I've always loved accessories for my mobile gadgets, and docks are typically some of my favorites. But in a world packed with more docks than you can shake a stick at (I oftentimes shake sticks at docks for whatever reason), it's difficult to find something new and compelling. In fact, the last dock I was truly impressed by was 2040's Arq Dock, a pretty versatile little dock in its own right.
When I found out about the Sarvi dock - a sort of progression of the Arq Dock in a way (the guys from 2040 teamed up with the gents from Sarvi for this one) - I knew I needed to check it out. Read More
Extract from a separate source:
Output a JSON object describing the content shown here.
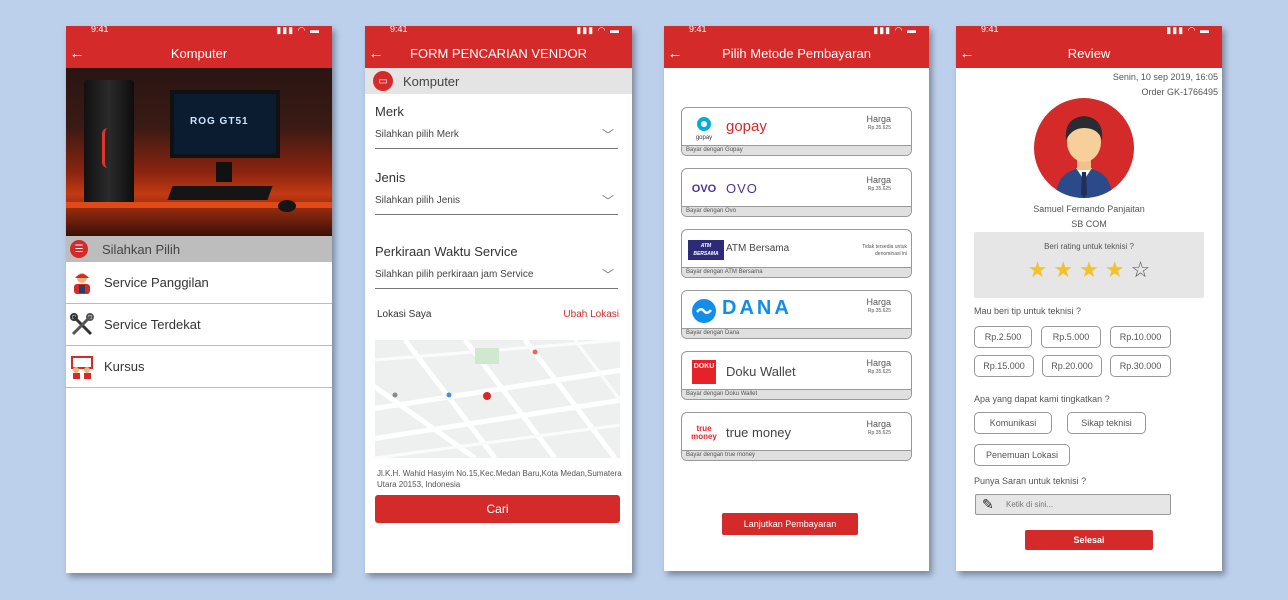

Back in August of 2012, I reviewed a set of Bluetooth earbuds from Phiaton called the PS 210 BTNC. At the time I found them quite pleasant to use, that huge clip-on "remote" be damned. Fast-forward two years and Phiaton is back with the 210's successor, the BT 220 NC ($160). Here's the questionable part: the design is basically the same. While most Bluetooth earbud manufacturers have moved to a much smaller, more practical design, Phiaton is sticking to its guns with the wired remote. The good news is that the in-line donglemote has been dramatically improved over the 210, so at least there's that. Read More